Let’s start building our wg0.conf file on the Raspberry Pi. Save this into /etc/wireguard/wg0.conf:

Now, we have a base for the Raspberry Pi. The ListenPort is the port we are going to port forward on the cloud servers. This is dependent on whatever firewall you’re using, but it’s pretty simple, you just need to open port 49256, however you do so.

Next, we’ll build our base for the cloud server now. You’ll need to make sure you have WireGuard installed on it. Run the command above to generate another public and private key. This one is for the cloud server:

Here’s what our file will look like. Save it into /etc/wireguard/wg0.conf, just like you did on the Raspberry Pi. Let’s break it down.

The Address is separate for each cloud server you add. I set it to in this case. Note that for each separate server in the cloud you have, you’ll want to change this to something different. I could go on to onward. The ListenPort is 49256, same as the Raspberry Pi. The private key is the one we just generated on the cloud server, not the one from the Raspberry Pi.

Believe it or not, the only thing left to do is add our clients on both ends. Let’s go back to the Raspberry Pi to add the client.

The Endpoint will be the cloud’s public IPv4 address and the ListenPort of 49256. The PublicKey will be the public key of the cloud server. Yes, the public key generated on the cloud server will go into the PublicKey field of the Raspberry Pi.

Let’s add the client on the cloud server now.

The public key is going to be the public key you generated on the Raspberry Pi. The AllowedIPs is going to have as that is the address for the wg0 interface on the Pi. The is the IP address of the Synology NAS. These IPs can be expanded to whatever you want. However, any IP you put in AllowedIPs will be routed through the Raspberry Pi. You can even put public IPv4 addresses in as well. A genuine use case of this is that one of my cloud servers couldn’t connect to GitHub at all. This was breaking for me and disrupted services. I simply added all of GitHub’s public IPs to AllowedIPs and that was a temporary fix to route all of outgoing traffic to GitHub from my cloud server through the Pi. This is how it looked with that temporary fix:

Detour aside, we are almost done. On the Raspberry Pi, you’ll need to change a configuration setting to allow packet forwarding. In /etc/sysctl.conf, uncomment the line net.ipv4.ip_forward=1. Next, run the following command on both the Raspberry Pi and cloud server to initialize the wg0.conf file you made on both servers.

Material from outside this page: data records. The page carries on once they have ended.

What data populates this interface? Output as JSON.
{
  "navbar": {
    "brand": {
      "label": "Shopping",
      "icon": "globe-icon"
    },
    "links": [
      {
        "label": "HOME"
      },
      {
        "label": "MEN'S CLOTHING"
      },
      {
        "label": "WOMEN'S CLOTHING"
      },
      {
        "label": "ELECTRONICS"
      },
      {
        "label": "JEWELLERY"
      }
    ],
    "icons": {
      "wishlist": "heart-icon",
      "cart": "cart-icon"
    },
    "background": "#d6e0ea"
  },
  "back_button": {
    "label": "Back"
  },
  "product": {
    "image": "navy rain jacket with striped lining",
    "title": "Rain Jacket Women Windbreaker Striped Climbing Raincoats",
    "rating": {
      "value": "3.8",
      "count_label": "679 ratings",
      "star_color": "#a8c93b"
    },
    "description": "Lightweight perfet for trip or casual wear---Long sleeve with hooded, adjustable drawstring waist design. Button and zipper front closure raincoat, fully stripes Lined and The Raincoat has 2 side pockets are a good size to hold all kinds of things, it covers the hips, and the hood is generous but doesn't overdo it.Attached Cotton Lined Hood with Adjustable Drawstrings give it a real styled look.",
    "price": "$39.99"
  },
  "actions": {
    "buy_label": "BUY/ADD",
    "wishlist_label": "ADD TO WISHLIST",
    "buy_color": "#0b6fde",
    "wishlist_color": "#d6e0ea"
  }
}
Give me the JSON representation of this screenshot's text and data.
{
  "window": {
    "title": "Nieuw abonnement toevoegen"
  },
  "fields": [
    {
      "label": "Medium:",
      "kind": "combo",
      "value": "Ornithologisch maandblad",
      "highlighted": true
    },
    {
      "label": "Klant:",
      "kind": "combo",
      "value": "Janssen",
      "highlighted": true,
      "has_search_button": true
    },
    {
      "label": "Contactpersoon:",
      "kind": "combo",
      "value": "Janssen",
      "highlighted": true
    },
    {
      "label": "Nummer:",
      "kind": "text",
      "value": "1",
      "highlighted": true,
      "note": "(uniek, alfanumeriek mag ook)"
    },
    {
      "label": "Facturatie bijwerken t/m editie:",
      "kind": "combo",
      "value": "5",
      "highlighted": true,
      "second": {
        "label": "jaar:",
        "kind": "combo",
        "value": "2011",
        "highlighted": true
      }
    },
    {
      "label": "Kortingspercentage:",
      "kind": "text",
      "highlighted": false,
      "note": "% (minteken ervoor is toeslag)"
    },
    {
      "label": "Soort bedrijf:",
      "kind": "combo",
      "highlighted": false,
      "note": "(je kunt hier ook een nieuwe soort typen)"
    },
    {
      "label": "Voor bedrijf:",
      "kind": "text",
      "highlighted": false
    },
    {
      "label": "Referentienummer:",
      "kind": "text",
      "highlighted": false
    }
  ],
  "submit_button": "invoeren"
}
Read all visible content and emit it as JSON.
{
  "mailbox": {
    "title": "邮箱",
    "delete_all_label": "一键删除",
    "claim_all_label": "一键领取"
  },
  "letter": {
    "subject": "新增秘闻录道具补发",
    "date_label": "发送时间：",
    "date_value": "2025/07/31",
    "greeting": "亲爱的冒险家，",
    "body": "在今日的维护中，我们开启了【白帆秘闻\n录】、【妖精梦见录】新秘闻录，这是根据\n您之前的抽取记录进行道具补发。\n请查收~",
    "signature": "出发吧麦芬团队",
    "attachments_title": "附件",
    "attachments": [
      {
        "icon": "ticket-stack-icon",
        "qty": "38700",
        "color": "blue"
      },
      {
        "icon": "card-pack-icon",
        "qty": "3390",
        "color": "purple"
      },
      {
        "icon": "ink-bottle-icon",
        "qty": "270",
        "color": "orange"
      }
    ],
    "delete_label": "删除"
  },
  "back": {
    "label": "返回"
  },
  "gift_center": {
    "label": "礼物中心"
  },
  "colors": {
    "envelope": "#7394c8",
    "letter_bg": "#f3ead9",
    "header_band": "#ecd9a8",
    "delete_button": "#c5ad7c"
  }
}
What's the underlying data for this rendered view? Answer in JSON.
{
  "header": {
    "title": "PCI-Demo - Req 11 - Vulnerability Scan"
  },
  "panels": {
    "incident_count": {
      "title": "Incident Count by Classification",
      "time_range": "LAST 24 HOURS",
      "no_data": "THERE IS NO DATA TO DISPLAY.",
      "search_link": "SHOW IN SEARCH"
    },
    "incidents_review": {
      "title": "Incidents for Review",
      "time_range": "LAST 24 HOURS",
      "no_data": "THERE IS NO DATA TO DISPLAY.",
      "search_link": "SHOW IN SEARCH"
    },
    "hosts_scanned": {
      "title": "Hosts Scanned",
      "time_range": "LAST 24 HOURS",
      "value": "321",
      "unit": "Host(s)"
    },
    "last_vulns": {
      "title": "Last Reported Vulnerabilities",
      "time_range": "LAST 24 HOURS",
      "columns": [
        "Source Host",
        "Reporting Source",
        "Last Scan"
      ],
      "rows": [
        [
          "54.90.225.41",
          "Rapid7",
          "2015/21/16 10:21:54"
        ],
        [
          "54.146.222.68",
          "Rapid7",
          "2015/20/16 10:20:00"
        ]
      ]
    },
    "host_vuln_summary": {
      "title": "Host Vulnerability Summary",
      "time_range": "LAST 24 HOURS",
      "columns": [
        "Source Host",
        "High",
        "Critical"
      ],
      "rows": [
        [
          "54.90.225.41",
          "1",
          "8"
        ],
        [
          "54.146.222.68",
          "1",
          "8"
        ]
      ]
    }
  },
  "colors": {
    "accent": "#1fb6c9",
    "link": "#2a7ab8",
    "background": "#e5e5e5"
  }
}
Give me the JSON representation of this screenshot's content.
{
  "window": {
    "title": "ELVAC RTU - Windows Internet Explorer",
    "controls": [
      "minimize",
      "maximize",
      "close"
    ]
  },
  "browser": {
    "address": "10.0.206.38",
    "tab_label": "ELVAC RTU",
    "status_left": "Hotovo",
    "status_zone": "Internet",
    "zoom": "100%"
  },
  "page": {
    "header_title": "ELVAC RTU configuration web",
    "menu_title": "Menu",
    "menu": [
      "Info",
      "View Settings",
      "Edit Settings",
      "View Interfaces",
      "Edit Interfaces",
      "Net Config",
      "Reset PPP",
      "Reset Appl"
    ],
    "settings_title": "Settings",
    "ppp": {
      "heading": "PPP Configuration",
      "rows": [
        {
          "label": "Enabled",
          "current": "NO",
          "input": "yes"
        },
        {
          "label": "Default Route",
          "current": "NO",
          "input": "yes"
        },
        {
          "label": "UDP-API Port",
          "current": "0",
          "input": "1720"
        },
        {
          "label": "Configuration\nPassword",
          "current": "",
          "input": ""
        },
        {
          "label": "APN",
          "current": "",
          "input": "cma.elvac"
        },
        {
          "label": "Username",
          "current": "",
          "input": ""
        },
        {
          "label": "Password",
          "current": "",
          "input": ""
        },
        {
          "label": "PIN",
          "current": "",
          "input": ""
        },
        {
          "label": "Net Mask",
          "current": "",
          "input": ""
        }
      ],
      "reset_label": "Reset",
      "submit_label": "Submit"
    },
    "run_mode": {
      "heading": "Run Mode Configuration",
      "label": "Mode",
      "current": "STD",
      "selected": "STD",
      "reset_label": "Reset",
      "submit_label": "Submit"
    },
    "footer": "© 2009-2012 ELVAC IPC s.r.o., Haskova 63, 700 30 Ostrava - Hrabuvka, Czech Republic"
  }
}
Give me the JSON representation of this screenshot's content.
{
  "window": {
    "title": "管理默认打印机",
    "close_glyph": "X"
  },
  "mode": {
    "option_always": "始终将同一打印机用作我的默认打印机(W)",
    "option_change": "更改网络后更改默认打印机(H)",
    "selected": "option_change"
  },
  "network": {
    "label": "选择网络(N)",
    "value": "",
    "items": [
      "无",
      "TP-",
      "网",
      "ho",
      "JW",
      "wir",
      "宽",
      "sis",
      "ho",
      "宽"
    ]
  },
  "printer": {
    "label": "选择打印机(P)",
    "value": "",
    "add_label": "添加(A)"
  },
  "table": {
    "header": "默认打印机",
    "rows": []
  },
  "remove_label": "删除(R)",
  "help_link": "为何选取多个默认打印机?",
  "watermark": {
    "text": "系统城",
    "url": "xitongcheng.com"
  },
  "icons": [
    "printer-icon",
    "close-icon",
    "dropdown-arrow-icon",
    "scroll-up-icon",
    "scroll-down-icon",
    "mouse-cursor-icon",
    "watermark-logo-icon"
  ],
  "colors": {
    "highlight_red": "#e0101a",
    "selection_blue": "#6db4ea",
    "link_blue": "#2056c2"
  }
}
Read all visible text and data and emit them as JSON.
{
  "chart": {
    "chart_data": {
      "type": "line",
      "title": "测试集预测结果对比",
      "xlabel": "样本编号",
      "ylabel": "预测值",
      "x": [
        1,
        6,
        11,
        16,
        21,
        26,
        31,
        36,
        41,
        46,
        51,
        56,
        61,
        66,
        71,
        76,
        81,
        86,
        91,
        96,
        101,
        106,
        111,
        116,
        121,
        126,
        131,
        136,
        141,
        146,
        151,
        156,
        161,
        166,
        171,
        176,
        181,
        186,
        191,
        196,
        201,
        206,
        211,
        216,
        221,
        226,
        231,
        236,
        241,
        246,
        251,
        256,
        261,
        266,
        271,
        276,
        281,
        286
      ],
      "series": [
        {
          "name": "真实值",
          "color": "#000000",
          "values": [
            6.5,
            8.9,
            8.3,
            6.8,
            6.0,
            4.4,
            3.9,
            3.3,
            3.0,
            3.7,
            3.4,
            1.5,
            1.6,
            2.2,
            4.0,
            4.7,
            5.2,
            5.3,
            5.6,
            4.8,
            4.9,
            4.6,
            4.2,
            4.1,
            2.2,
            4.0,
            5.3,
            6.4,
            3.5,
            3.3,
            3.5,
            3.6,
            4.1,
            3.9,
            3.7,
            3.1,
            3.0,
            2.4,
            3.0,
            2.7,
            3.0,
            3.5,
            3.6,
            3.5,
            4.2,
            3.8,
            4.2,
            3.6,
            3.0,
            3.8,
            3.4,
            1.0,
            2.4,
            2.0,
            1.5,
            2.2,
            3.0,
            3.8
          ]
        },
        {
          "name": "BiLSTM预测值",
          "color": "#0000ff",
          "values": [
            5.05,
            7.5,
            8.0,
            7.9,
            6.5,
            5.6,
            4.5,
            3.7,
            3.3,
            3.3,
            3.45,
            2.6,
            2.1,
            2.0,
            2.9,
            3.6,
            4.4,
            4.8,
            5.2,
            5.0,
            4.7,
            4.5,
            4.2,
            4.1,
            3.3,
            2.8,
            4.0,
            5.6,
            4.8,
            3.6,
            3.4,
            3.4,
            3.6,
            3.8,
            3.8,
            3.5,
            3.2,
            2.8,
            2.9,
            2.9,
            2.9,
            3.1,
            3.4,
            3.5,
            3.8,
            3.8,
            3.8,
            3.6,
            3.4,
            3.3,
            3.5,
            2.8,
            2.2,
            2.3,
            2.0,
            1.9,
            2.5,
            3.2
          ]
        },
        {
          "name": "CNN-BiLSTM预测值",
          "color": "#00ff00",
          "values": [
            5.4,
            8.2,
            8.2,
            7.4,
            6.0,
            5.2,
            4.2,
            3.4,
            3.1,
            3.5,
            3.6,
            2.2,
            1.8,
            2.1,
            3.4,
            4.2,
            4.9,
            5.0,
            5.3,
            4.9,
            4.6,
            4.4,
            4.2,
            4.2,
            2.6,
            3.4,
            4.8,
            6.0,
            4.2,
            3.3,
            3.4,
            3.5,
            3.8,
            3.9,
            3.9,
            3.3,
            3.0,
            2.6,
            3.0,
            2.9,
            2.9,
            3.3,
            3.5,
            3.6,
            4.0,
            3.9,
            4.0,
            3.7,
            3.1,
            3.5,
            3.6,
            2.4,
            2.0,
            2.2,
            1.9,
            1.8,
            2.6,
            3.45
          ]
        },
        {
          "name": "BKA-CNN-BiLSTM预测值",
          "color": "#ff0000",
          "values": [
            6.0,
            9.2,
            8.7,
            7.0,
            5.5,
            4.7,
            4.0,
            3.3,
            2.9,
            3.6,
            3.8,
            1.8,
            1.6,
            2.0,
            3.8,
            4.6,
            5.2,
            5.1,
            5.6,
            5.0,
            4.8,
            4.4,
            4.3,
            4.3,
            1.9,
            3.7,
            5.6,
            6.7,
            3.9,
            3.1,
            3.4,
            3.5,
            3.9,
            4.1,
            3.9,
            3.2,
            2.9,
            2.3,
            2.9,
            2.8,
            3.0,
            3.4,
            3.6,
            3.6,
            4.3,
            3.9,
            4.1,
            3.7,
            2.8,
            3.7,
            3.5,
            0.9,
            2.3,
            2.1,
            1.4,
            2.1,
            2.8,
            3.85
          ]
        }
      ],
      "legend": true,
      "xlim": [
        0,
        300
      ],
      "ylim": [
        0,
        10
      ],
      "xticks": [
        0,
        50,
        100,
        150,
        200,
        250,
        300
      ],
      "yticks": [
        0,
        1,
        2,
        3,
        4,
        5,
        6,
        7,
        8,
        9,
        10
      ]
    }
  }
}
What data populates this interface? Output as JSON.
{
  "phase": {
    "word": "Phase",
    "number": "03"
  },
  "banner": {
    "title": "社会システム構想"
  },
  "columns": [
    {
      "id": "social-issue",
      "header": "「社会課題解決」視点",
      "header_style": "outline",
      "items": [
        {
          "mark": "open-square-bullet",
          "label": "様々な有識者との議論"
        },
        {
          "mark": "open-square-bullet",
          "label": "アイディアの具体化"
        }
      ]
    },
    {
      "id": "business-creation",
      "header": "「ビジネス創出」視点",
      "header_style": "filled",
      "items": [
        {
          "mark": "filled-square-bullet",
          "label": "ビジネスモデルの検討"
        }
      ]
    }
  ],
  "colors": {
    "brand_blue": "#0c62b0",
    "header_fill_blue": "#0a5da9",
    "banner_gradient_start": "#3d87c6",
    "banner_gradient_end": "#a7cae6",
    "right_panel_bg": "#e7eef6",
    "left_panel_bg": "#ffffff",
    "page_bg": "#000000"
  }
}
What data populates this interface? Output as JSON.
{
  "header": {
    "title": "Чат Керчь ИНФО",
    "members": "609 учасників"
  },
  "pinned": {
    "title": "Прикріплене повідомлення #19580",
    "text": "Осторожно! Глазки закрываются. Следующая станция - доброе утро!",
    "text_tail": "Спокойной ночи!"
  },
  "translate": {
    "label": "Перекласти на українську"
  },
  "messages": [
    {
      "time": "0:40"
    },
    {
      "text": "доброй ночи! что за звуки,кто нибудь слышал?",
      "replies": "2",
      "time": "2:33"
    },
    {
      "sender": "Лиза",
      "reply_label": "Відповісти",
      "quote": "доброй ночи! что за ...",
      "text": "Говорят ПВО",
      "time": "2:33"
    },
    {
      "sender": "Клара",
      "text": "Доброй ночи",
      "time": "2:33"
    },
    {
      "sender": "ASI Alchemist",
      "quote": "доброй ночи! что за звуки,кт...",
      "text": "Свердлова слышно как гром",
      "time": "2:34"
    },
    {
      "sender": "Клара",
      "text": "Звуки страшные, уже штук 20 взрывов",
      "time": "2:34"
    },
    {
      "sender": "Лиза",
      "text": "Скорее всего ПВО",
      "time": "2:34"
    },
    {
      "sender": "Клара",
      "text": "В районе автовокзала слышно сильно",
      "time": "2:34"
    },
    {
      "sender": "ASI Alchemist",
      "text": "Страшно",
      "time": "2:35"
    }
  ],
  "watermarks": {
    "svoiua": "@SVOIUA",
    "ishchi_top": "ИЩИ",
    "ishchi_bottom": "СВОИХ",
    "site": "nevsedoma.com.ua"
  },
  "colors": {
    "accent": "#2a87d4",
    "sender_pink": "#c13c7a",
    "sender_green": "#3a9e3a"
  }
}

wg-quick up wg0

You can test you have a connection with ping.

On the cloud server:

On the Raspberry Pi:

Next, we’ll do one additional, but optional and recommended, step: generating a preshared key. On either the cloud server or Raspberry Pi, run the following command:

wg genpsk

This will go under the PublicKey for both configurations on the cloud server and the Raspberry Pi as follows:

PresharedKey = IOVMlzSIP4K1BlMkf8Gtxb7dcvA2lNLgZ3yaQq5RFI4=

You can run the following to reload the WireGuard configuration. Run this on both servers:

wg-quick down wg0 && wg-quick up wg0

You can check that your connection still exists with the ping command. At this point, everything should be setup and you should now have a connection without opening any ports on your home network.

One final step is to have this configuration persist on reboot. Now that everything works, you can run this command on both servers to have it initialize WireGuard and the wg0.conf configuration on boot.

systemctl enable wg-quick@wg0

Here’s what your full wg0.conf file should look like on both servers.

Raspberry Pi:

Cloud server:

And, here’s a more generic template for how the public and private keys are meant to be used:

Raspberry Pi:

Cloud server:

This configuration can scale for more than one server. When adding a new cloud server, you only need to generate a public and private key on the new cloud server. The public key is the one thing that will remain the same when adding a new cloud server. At this point, you should have a solid understanding of how to setup WireGuard from scratch to connect two servers together with the cloud server being the one port forwarded.

Credit to StevenNL2000 for the majority of the knowledge in this blog post.